» **Raw data**:
..............................

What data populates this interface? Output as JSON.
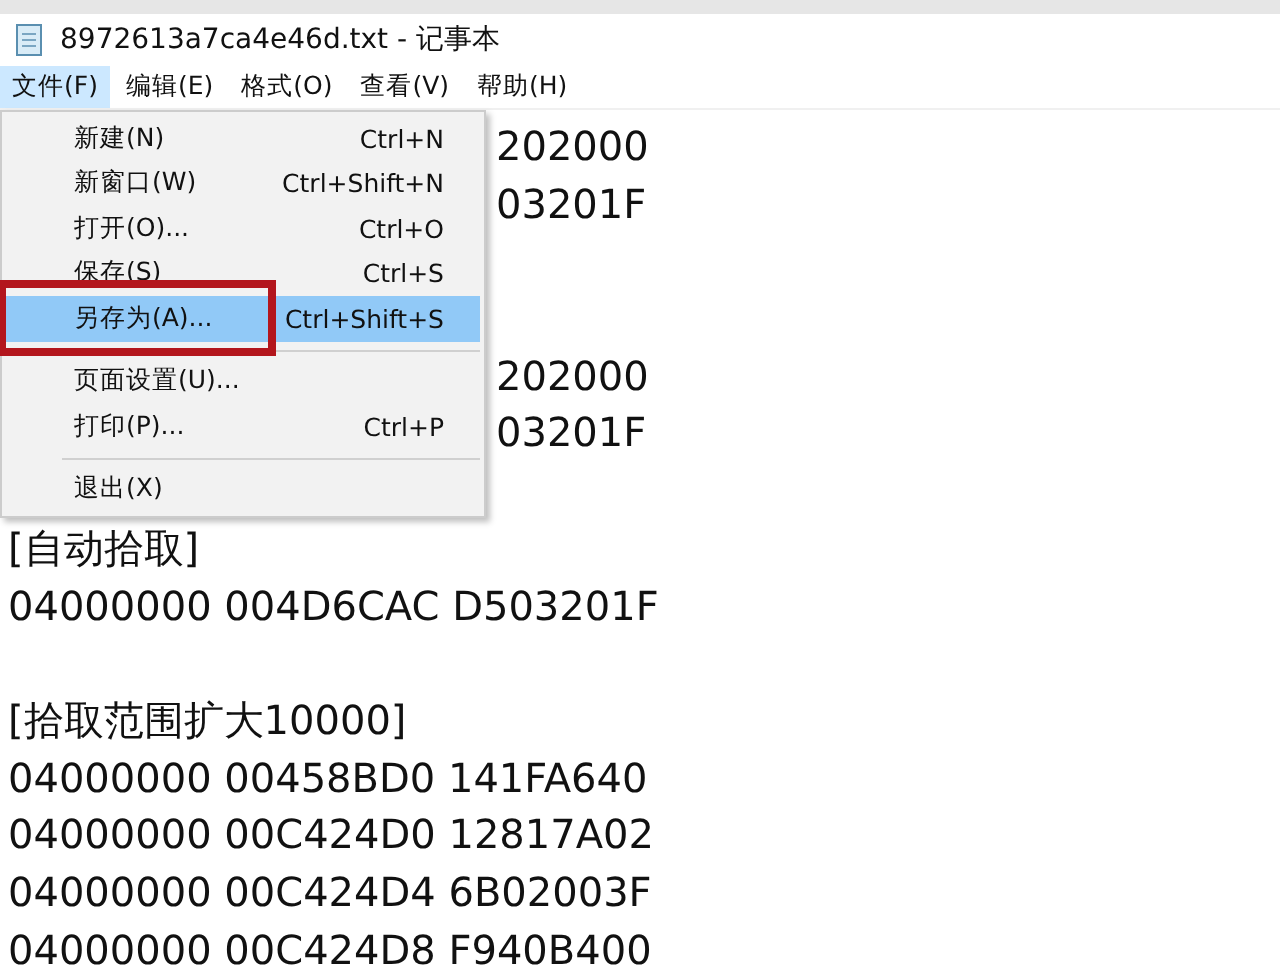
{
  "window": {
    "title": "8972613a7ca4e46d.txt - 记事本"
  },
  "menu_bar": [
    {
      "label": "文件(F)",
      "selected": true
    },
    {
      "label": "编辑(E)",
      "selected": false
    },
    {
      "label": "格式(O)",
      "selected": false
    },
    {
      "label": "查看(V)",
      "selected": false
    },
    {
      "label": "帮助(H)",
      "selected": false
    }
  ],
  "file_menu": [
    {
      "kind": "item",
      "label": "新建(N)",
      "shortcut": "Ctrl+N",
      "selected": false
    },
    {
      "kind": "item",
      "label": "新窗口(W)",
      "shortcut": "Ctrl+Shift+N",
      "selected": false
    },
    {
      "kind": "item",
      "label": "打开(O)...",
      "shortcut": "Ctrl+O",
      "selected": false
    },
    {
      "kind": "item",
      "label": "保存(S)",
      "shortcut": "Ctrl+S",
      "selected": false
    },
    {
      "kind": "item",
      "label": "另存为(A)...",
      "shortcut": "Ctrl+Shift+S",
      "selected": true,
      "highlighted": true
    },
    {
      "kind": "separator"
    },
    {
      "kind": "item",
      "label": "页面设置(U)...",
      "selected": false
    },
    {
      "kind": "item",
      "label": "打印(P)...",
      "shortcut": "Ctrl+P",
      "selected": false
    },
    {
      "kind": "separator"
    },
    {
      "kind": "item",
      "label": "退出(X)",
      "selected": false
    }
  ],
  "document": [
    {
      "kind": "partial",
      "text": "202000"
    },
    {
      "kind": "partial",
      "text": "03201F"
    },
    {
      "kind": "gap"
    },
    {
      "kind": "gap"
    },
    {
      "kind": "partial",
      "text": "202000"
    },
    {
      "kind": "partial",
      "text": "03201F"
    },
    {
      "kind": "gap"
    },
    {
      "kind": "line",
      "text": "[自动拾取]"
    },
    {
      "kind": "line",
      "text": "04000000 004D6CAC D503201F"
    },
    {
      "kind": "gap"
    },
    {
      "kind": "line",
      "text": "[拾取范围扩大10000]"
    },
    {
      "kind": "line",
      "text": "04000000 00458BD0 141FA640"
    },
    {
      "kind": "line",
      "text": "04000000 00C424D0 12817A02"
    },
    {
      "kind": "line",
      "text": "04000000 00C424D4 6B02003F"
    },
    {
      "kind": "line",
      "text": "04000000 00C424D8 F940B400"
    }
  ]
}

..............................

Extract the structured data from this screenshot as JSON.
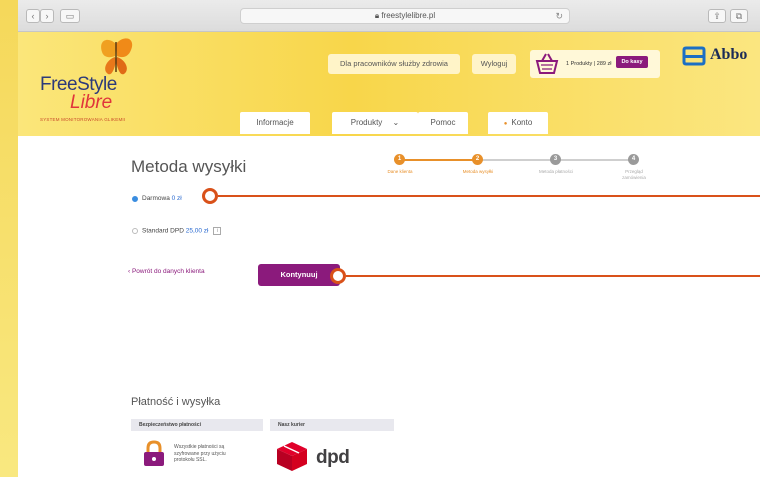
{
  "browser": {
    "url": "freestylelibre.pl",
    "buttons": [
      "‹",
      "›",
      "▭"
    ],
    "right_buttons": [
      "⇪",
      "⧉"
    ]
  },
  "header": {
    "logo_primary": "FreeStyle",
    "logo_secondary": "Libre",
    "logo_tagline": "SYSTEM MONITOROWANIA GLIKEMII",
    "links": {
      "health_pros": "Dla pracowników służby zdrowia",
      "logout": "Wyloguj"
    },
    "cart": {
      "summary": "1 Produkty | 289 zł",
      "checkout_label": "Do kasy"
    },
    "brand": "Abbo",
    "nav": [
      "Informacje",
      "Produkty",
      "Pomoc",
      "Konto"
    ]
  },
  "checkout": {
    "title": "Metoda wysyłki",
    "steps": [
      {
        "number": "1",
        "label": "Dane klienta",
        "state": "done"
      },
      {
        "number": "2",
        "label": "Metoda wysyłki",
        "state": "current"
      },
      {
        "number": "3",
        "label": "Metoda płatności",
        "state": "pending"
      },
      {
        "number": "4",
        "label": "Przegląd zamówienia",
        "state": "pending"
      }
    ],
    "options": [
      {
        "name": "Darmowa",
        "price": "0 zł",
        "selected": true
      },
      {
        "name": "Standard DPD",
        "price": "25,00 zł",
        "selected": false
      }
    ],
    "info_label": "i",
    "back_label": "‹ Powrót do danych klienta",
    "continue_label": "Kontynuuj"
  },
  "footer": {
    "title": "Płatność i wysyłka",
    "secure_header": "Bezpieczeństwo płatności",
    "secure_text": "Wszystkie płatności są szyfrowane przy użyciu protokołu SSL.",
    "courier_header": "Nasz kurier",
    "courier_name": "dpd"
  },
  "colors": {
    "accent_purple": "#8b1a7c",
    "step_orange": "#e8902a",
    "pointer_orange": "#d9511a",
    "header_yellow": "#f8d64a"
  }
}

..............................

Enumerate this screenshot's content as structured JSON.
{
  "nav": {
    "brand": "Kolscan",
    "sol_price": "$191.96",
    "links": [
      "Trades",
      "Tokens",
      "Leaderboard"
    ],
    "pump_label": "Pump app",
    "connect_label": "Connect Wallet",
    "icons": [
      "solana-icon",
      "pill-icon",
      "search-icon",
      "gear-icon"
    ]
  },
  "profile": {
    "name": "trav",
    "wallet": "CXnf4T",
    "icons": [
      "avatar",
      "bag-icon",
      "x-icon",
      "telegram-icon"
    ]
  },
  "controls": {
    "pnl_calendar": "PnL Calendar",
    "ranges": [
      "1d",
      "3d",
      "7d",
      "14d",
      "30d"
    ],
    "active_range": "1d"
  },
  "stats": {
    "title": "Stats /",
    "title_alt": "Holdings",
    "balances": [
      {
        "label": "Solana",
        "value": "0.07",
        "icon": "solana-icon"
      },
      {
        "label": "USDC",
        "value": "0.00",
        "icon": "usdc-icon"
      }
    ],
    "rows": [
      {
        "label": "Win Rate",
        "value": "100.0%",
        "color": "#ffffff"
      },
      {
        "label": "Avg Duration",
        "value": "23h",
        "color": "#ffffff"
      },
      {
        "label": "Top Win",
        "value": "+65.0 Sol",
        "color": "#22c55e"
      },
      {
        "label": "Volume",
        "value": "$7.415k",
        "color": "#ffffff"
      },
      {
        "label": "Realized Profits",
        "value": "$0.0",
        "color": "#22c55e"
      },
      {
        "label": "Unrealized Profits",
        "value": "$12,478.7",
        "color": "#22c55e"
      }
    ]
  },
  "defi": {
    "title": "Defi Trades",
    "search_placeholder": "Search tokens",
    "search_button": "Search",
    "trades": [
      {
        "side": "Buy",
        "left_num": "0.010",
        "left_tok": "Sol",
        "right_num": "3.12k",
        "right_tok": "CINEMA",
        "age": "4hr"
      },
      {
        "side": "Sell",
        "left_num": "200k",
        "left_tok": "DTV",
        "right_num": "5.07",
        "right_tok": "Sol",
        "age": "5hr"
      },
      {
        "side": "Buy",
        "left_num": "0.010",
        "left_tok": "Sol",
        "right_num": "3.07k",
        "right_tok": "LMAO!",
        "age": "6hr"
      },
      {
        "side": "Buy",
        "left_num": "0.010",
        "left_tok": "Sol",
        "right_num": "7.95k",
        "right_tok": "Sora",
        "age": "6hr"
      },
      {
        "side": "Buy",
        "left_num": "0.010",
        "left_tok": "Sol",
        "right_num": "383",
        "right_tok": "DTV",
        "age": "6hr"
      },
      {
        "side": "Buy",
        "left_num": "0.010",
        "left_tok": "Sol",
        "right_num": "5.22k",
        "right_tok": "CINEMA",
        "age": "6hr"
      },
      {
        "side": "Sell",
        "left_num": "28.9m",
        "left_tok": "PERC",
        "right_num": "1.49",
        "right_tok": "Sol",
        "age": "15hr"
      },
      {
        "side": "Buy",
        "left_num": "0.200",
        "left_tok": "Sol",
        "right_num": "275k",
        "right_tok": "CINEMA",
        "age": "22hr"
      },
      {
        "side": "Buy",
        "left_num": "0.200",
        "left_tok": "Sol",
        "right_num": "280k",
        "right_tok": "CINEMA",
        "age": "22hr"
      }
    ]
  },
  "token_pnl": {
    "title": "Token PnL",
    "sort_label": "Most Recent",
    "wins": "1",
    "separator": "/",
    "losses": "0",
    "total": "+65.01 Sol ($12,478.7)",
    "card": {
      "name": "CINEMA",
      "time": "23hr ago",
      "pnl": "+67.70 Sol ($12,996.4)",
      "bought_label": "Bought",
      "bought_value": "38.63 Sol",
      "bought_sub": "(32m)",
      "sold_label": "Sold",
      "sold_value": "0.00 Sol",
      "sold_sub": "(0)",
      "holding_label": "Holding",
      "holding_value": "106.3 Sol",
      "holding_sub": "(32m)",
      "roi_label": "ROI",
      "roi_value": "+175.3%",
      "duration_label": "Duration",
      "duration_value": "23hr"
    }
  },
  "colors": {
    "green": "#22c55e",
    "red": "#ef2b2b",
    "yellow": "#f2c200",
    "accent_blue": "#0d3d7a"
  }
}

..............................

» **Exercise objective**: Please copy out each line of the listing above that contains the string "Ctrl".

» **Problem solution**:
      "shortcut": "Ctrl+N",
      "shortcut": "Ctrl+Shift+N",
      "shortcut": "Ctrl+O",
      "shortcut": "Ctrl+S",
      "shortcut": "Ctrl+Shift+S",
      "shortcut": "Ctrl+P",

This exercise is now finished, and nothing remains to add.